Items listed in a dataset
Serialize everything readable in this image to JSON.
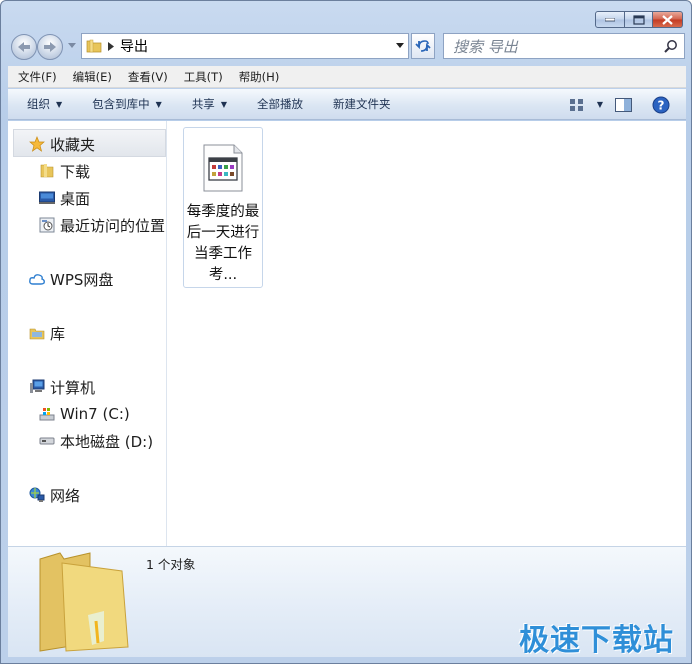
{
  "window": {
    "caption_buttons": [
      "minimize",
      "maximize",
      "close"
    ]
  },
  "address_bar": {
    "crumb": "导出"
  },
  "search": {
    "placeholder": "搜索 导出"
  },
  "menubar": {
    "items": [
      "文件(F)",
      "编辑(E)",
      "查看(V)",
      "工具(T)",
      "帮助(H)"
    ]
  },
  "cmdbar": {
    "organize": "组织",
    "include_library": "包含到库中",
    "share": "共享",
    "play_all": "全部播放",
    "new_folder": "新建文件夹"
  },
  "nav_pane": {
    "favorites": "收藏夹",
    "downloads": "下载",
    "desktop": "桌面",
    "recent": "最近访问的位置",
    "wps": "WPS网盘",
    "library": "库",
    "computer": "计算机",
    "drive_c": "Win7 (C:)",
    "drive_d": "本地磁盘 (D:)",
    "network": "网络"
  },
  "files": [
    {
      "name": "每季度的最后一天进行当季工作考..."
    }
  ],
  "details": {
    "count": "1 个对象"
  },
  "watermark": "极速下载站",
  "colors": {
    "accent": "#2f8fd8",
    "window_frame": "#b7cde9",
    "close_button": "#c33a22"
  }
}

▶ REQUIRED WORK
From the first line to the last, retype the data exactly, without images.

▶ REPLY
Serialize everything readable in this image to JSON.
{
  "window": {
    "caption_buttons": [
      "minimize",
      "maximize",
      "close"
    ]
  },
  "address_bar": {
    "crumb": "导出"
  },
  "search": {
    "placeholder": "搜索 导出"
  },
  "menubar": {
    "items": [
      "文件(F)",
      "编辑(E)",
      "查看(V)",
      "工具(T)",
      "帮助(H)"
    ]
  },
  "cmdbar": {
    "organize": "组织",
    "include_library": "包含到库中",
    "share": "共享",
    "play_all": "全部播放",
    "new_folder": "新建文件夹"
  },
  "nav_pane": {
    "favorites": "收藏夹",
    "downloads": "下载",
    "desktop": "桌面",
    "recent": "最近访问的位置",
    "wps": "WPS网盘",
    "library": "库",
    "computer": "计算机",
    "drive_c": "Win7 (C:)",
    "drive_d": "本地磁盘 (D:)",
    "network": "网络"
  },
  "files": [
    {
      "name": "每季度的最后一天进行当季工作考..."
    }
  ],
  "details": {
    "count": "1 个对象"
  },
  "watermark": "极速下载站",
  "colors": {
    "accent": "#2f8fd8",
    "window_frame": "#b7cde9",
    "close_button": "#c33a22"
  }
}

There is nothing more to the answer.